Taking control on the high seas (Aimee Nance)
Blog Words : Aimee Nance | 01 November

How to deal with an anxious sailor

The sea can be an unnerving place. Aimee Nance reveals her useful tips to calm anxious sailors

My daughter Jessica has always had anxiety. As soon as she was old enough to be subject to state testing at school, she'd be the only kid walking into class with a huge mouth sore from relentlessly worrying and losing sleep over the test.

One doesn't need anxiety to feel a little uneasy living on a boat. Squalls can pop up out of nowhere and suddenly you're running around pulling everything off the rails, battening down the hatches and hoping your anchor doesn't drag.  When we're actually sailing and the boat begins to heel is when Jess starts to white knuckle it and begs that we ease the sails. When anchoring, Jess is the first to worry about our depth and outgoing tides. The worrying is never ending. 

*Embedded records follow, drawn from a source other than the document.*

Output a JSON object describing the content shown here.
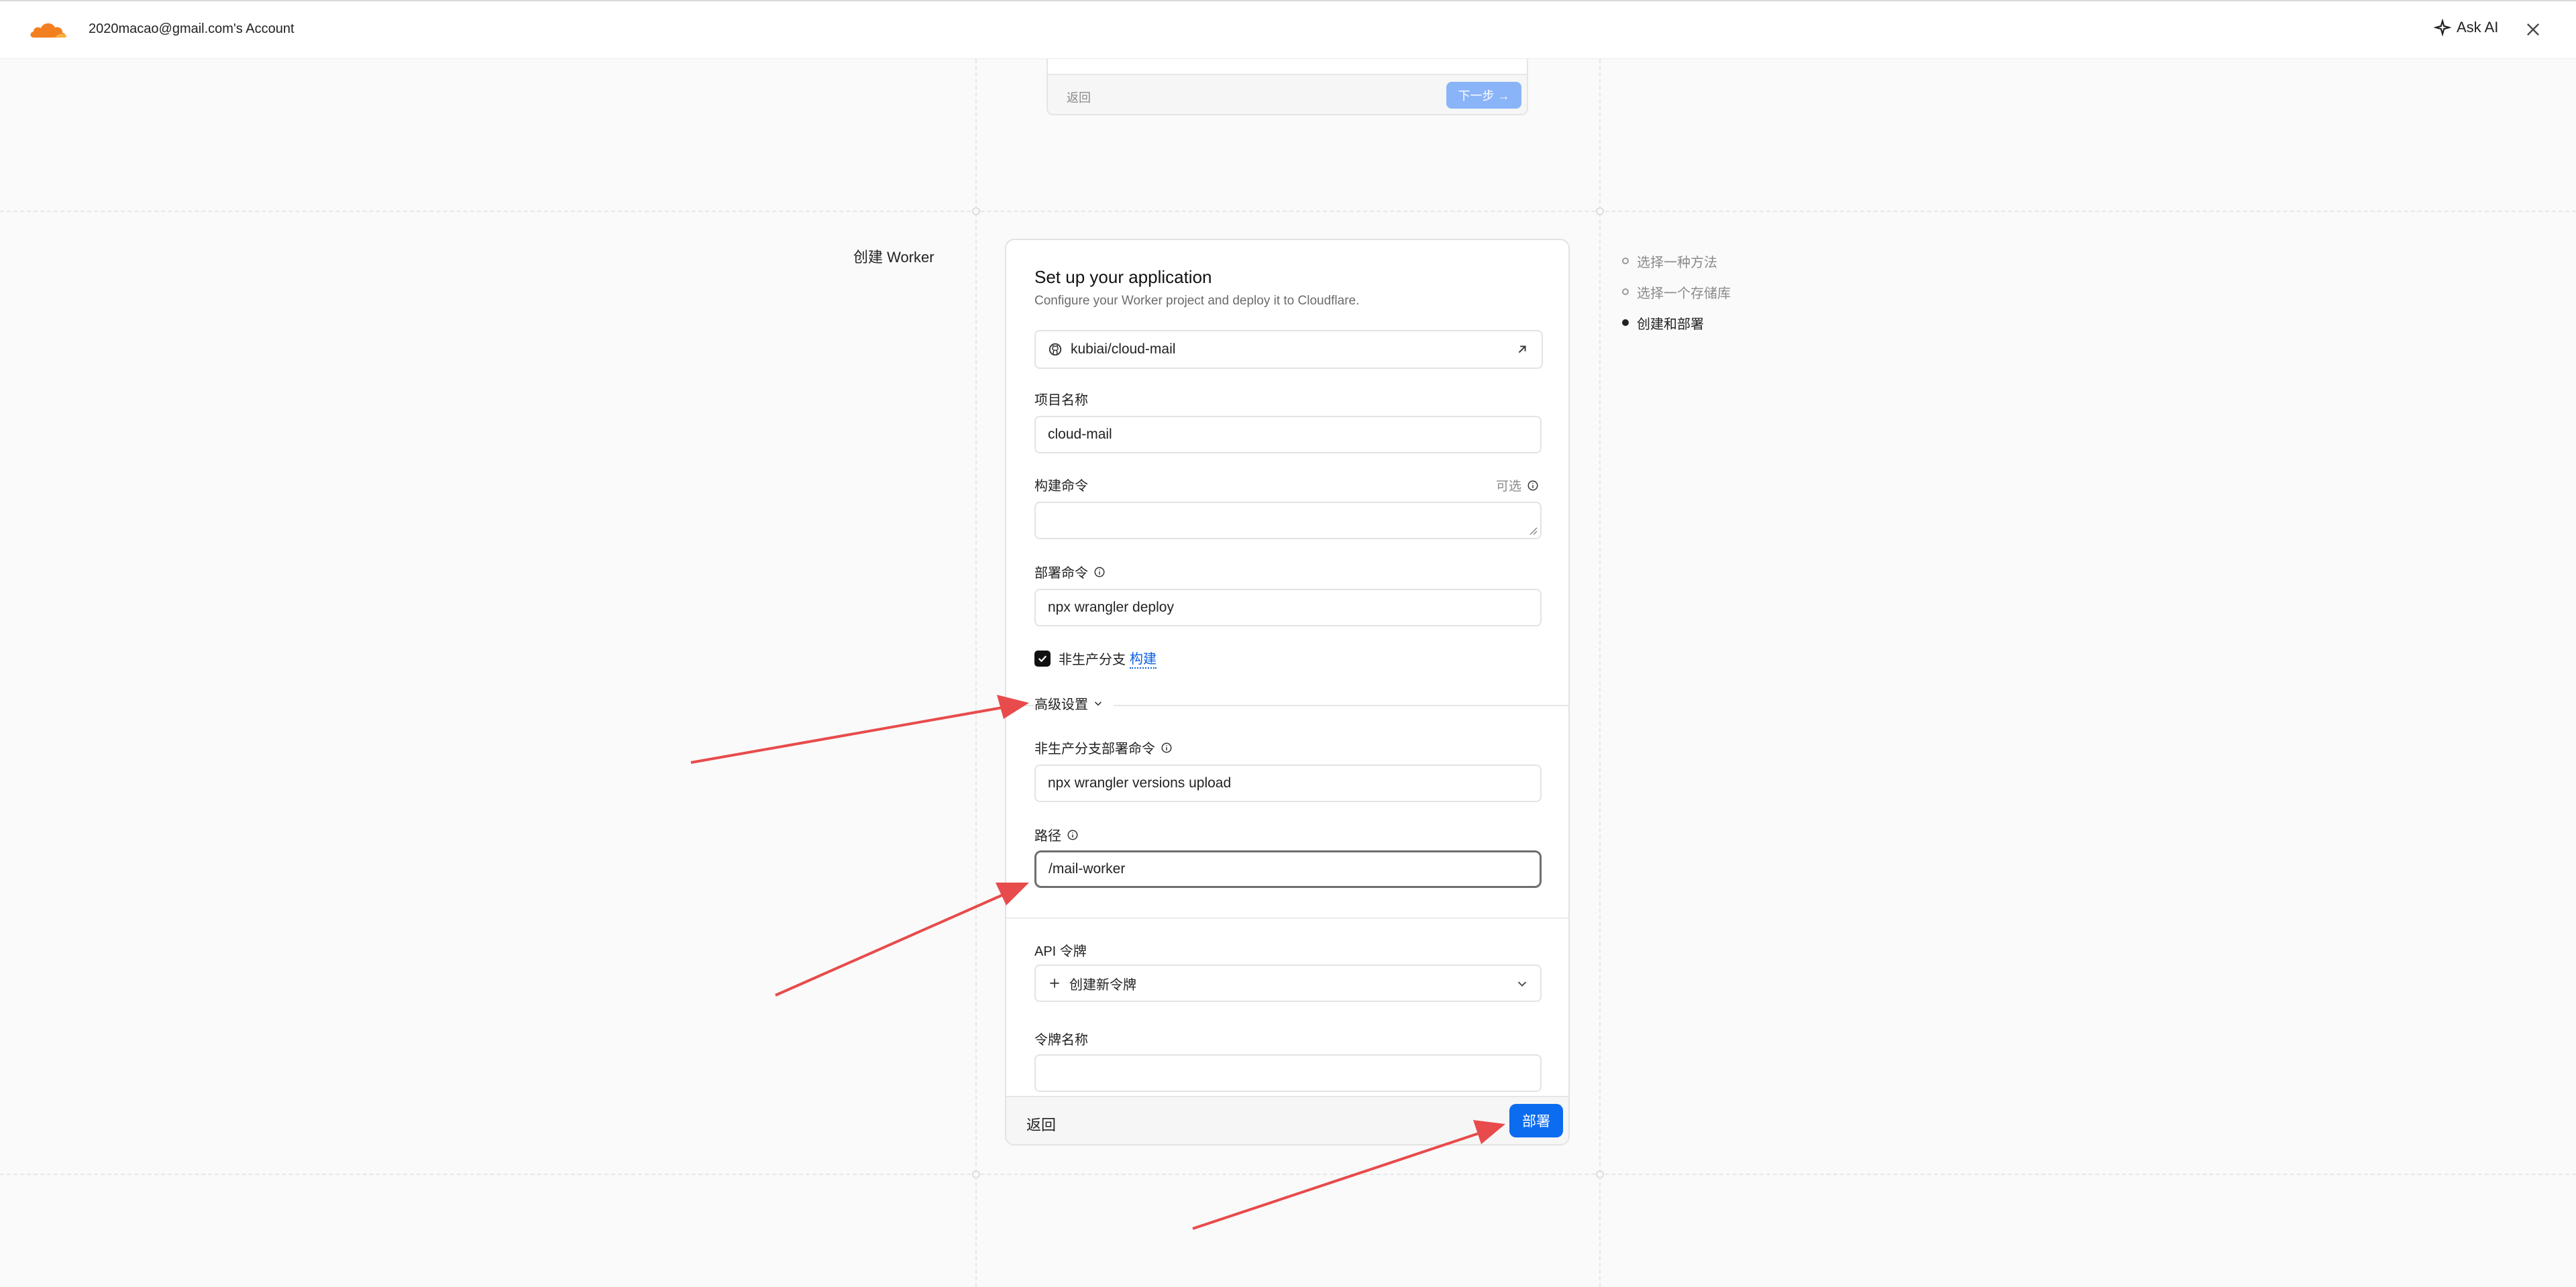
{
  "header": {
    "account": "2020macao@gmail.com's Account",
    "ask_ai": "Ask AI"
  },
  "previous_step": {
    "back_label": "返回",
    "next_label": "下一步 →"
  },
  "section_label": "创建 Worker",
  "steps": [
    {
      "label": "选择一种方法",
      "active": false
    },
    {
      "label": "选择一个存储库",
      "active": false
    },
    {
      "label": "创建和部署",
      "active": true
    }
  ],
  "form": {
    "title": "Set up your application",
    "subtitle": "Configure your Worker project and deploy it to Cloudflare.",
    "repo": "kubiai/cloud-mail",
    "project_name": {
      "label": "项目名称",
      "value": "cloud-mail"
    },
    "build_command": {
      "label": "构建命令",
      "optional": "可选",
      "value": ""
    },
    "deploy_command": {
      "label": "部署命令",
      "value": "npx wrangler deploy"
    },
    "non_prod_build": {
      "label": "非生产分支",
      "link": "构建",
      "checked": true
    },
    "advanced": {
      "label": "高级设置"
    },
    "non_prod_deploy_command": {
      "label": "非生产分支部署命令",
      "value": "npx wrangler versions upload"
    },
    "path": {
      "label": "路径",
      "value": "/mail-worker"
    },
    "api_token": {
      "label": "API 令牌",
      "value": "创建新令牌"
    },
    "token_name": {
      "label": "令牌名称",
      "value": ""
    }
  },
  "footer": {
    "back_label": "返回",
    "deploy_label": "部署"
  },
  "colors": {
    "accent": "#0b6cf0",
    "arrow": "#e84b4b",
    "cloudflare_orange": "#f38020"
  }
}
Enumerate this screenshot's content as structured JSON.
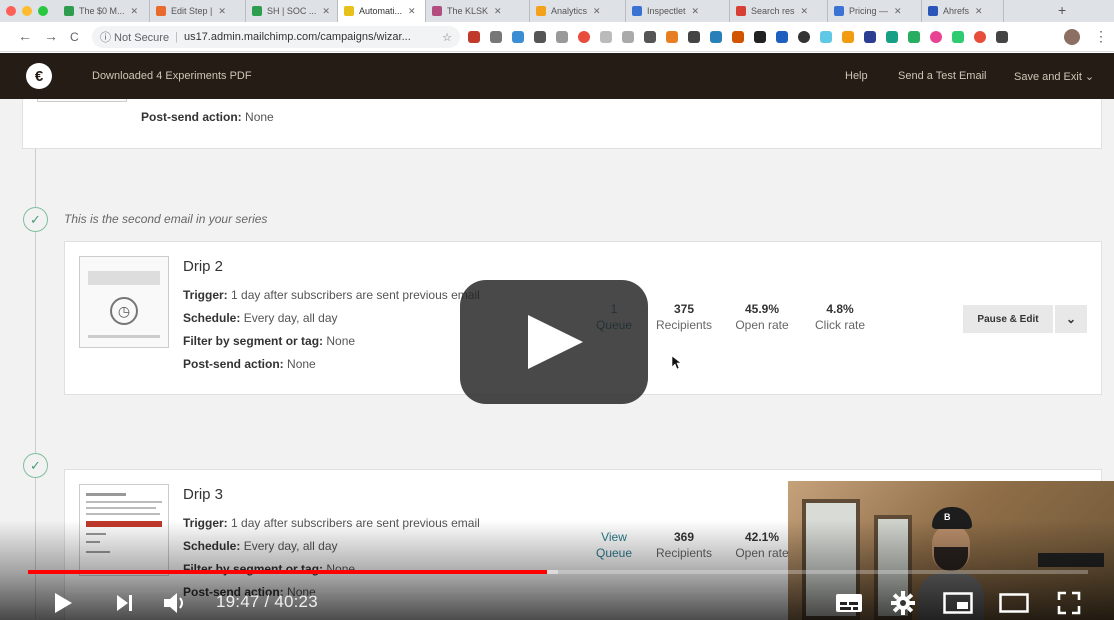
{
  "browser": {
    "tabs": [
      {
        "title": "The $0 M...",
        "active": false,
        "color": "#2e9d4f"
      },
      {
        "title": "Edit Step |",
        "active": false,
        "color": "#e86a2c"
      },
      {
        "title": "SH | SOC ...",
        "active": false,
        "color": "#2e9d4f"
      },
      {
        "title": "Automati...",
        "active": true,
        "color": "#e8c21a"
      },
      {
        "title": "The KLSK",
        "active": false,
        "color": "#b34d80"
      },
      {
        "title": "Analytics",
        "active": false,
        "color": "#f4a21b"
      },
      {
        "title": "Inspectlet",
        "active": false,
        "color": "#3b73d4"
      },
      {
        "title": "Search res",
        "active": false,
        "color": "#d64035"
      },
      {
        "title": "Pricing —",
        "active": false,
        "color": "#3b73d4"
      },
      {
        "title": "Ahrefs",
        "active": false,
        "color": "#2b55b8"
      }
    ],
    "close_glyph": "✕",
    "new_tab": "+",
    "security_label": "ⓘ Not Secure",
    "url": "us17.admin.mailchimp.com/campaigns/wizar...",
    "back_glyph": "←",
    "forward_glyph": "→",
    "reload_glyph": "C",
    "star_glyph": "☆",
    "menu_glyph": "⋮"
  },
  "mailchimp": {
    "logo_glyph": "€",
    "campaign_title": "Downloaded 4 Experiments PDF",
    "help": "Help",
    "send_test": "Send a Test Email",
    "save_exit": "Save and Exit ⌄",
    "colors": {
      "header_bg": "#241c15",
      "link_teal": "#2a7d8f"
    }
  },
  "previous_email": {
    "label": "Post-send action:",
    "value": " None"
  },
  "check_glyph": "✓",
  "series_note": "This is the second email in your series",
  "drip2": {
    "name": "Drip 2",
    "details": [
      {
        "label": "Trigger:",
        "value": " 1 day after subscribers are sent previous email"
      },
      {
        "label": "Schedule:",
        "value": " Every day, all day"
      },
      {
        "label": "Filter by segment or tag:",
        "value": " None"
      },
      {
        "label": "Post-send action:",
        "value": " None"
      }
    ],
    "stats": [
      {
        "value": "1",
        "label": "Queue",
        "link": true
      },
      {
        "value": "375",
        "label": "Recipients",
        "link": false
      },
      {
        "value": "45.9%",
        "label": "Open rate",
        "link": false
      },
      {
        "value": "4.8%",
        "label": "Click rate",
        "link": false
      }
    ],
    "pause_edit": "Pause & Edit",
    "dropdown_glyph": "⌄"
  },
  "drip3": {
    "name": "Drip 3",
    "details": [
      {
        "label": "Trigger:",
        "value": " 1 day after subscribers are sent previous email"
      },
      {
        "label": "Schedule:",
        "value": " Every day, all day"
      },
      {
        "label": "Filter by segment or tag:",
        "value": " None"
      },
      {
        "label": "Post-send action:",
        "value": " None"
      }
    ],
    "stats": [
      {
        "value": "View",
        "label": "Queue",
        "link": true
      },
      {
        "value": "369",
        "label": "Recipients",
        "link": false
      },
      {
        "value": "42.1%",
        "label": "Open rate",
        "link": false
      }
    ]
  },
  "video": {
    "current_time": "19:47",
    "duration": "40:23",
    "time_separator": " / ",
    "played_fraction": 0.49,
    "loaded_fraction": 0.5,
    "progress_color": "#ff0000",
    "webcam_cap_text": "B"
  }
}
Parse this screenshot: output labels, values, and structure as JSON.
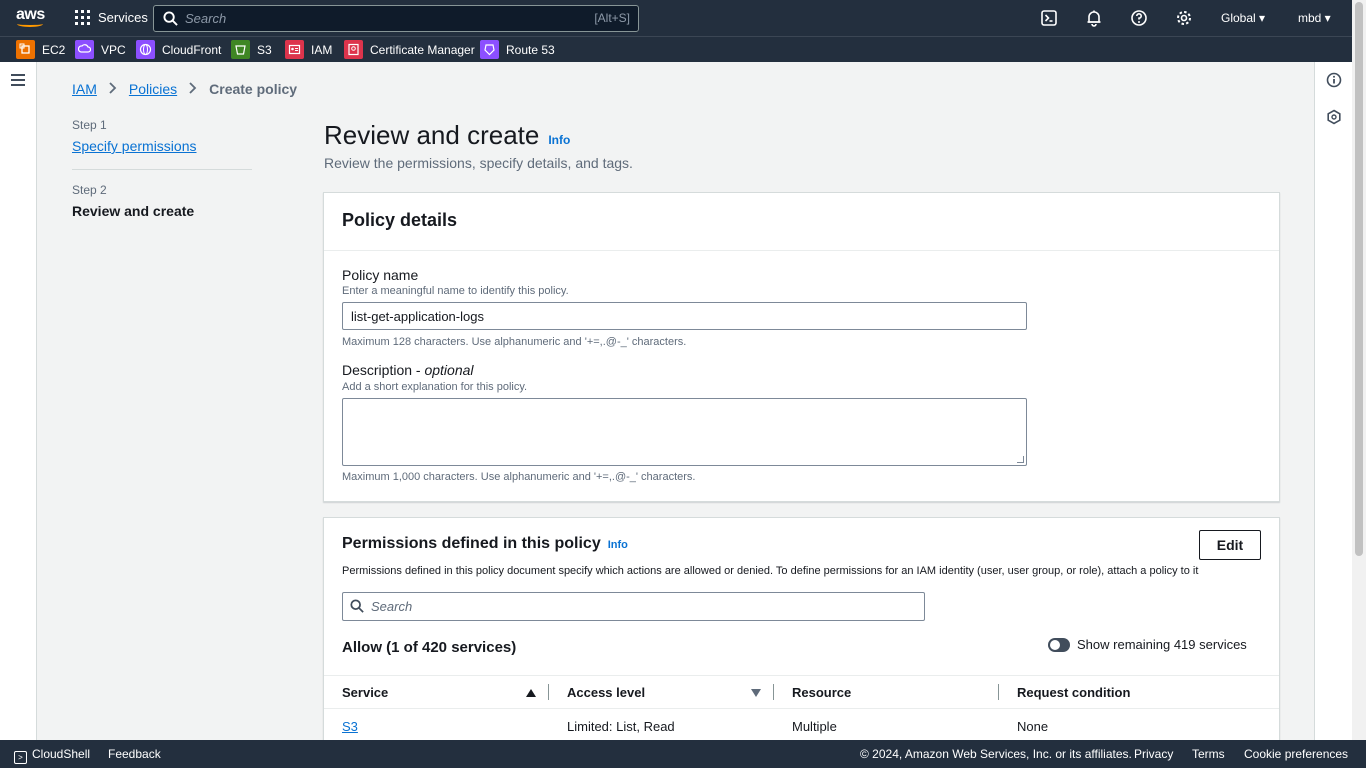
{
  "topnav": {
    "logo_text": "aws",
    "services_label": "Services",
    "search_placeholder": "Search",
    "search_shortcut": "[Alt+S]",
    "region": "Global ▾",
    "user": "mbd ▾"
  },
  "favorites": [
    {
      "label": "EC2",
      "color": "#ed7100"
    },
    {
      "label": "VPC",
      "color": "#8c4fff"
    },
    {
      "label": "CloudFront",
      "color": "#8c4fff"
    },
    {
      "label": "S3",
      "color": "#3f8624"
    },
    {
      "label": "IAM",
      "color": "#dd344c"
    },
    {
      "label": "Certificate Manager",
      "color": "#dd344c"
    },
    {
      "label": "Route 53",
      "color": "#8c4fff"
    }
  ],
  "breadcrumb": {
    "iam": "IAM",
    "policies": "Policies",
    "current": "Create policy"
  },
  "steps": {
    "step1_label": "Step 1",
    "step1_link": "Specify permissions",
    "step2_label": "Step 2",
    "step2_current": "Review and create"
  },
  "page": {
    "title": "Review and create",
    "info": "Info",
    "subtitle": "Review the permissions, specify details, and tags."
  },
  "policy_details": {
    "heading": "Policy details",
    "name_label": "Policy name",
    "name_desc": "Enter a meaningful name to identify this policy.",
    "name_value": "list-get-application-logs",
    "name_constraint": "Maximum 128 characters. Use alphanumeric and '+=,.@-_' characters.",
    "description_label": "Description - ",
    "description_optional": "optional",
    "description_desc": "Add a short explanation for this policy.",
    "description_value": "",
    "description_constraint": "Maximum 1,000 characters. Use alphanumeric and '+=,.@-_' characters."
  },
  "permissions": {
    "heading": "Permissions defined in this policy",
    "info": "Info",
    "edit_label": "Edit",
    "description": "Permissions defined in this policy document specify which actions are allowed or denied. To define permissions for an IAM identity (user, user group, or role), attach a policy to it",
    "search_placeholder": "Search",
    "allow_title": "Allow (1 of 420 services)",
    "toggle_label": "Show remaining 419 services",
    "columns": [
      "Service",
      "Access level",
      "Resource",
      "Request condition"
    ],
    "rows": [
      {
        "service": "S3",
        "access_level": "Limited: List, Read",
        "resource": "Multiple",
        "request_condition": "None"
      }
    ]
  },
  "footer": {
    "cloudshell": "CloudShell",
    "feedback": "Feedback",
    "copyright": "© 2024, Amazon Web Services, Inc. or its affiliates.",
    "privacy": "Privacy",
    "terms": "Terms",
    "cookies": "Cookie preferences"
  }
}
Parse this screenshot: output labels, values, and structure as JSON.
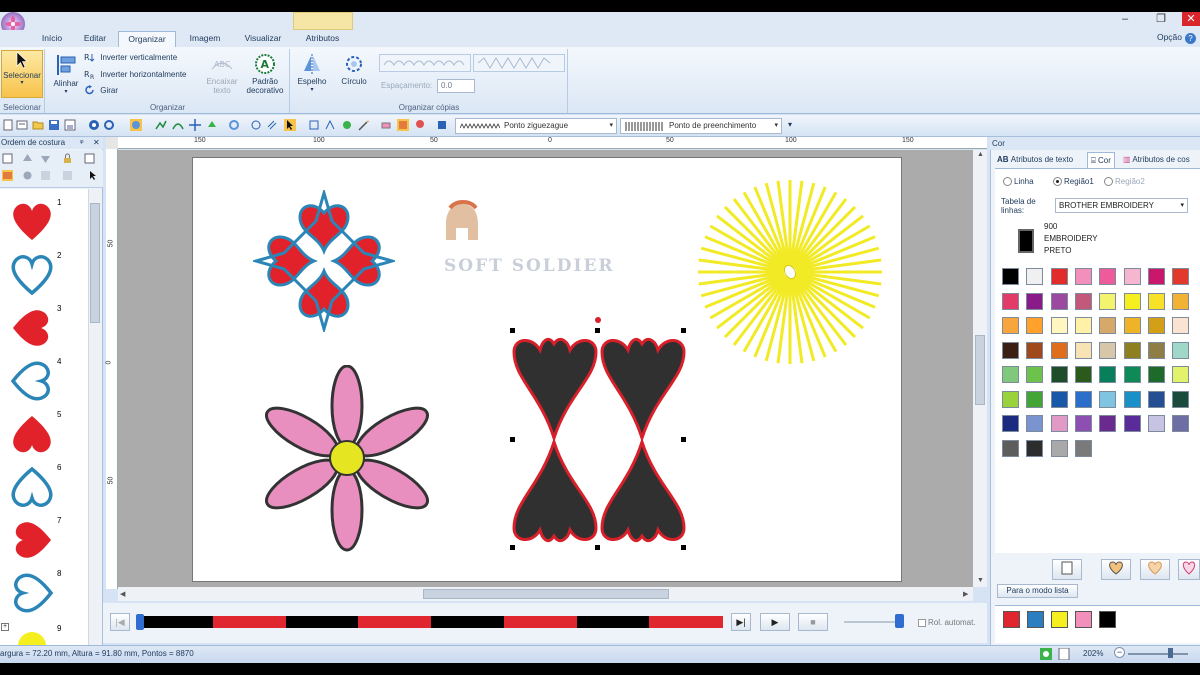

As someone who grew up with anxiety, I get it. There are times that I look at Jess when she's nothing but a ball of anxiety and I see myself as a little 12-year-old girl. Trying to console a child with anxiety isn't easy unless you've been in their situation. Repeatedly uttering "It's okay" or "We'll be fine" doesn't register with someone who has anxiety. Anxiety doesn't like reason. 

So what do we do? We've shown Jess some ways of being able to help control the situation she's in, which helps with her anxiety. Jess has learned to read weather files with Phil each morning. Together, they discuss what we're expecting for the day in terms of wind speed and direction. Jess has also learned how to adjust sails and is able to help create comfort if we're heeling "too much". 

We have an agreement on the boat that if our depth reaches 8.5 feet we'll re-anchor. Believe me, Jess is watchful of the depth meter and will let us know when it's time to move. When the anemometer reads close to 20 knots, Jess knows we'll reef a sail. We've established boundaries in advance so she doesn't have to worry about when things will happen to ensure we stay safe.

Her sister, Emma, is completely different, the yin to our yangs. She is the type of person who would be looking at how beautiful the eye of hurricane looks over the boat while the rest of us are kissing our butts goodbye!

Aimee Nance is currently 'cruising' around the world with her young family. You can follow their adventures on Sailing with Terrapin.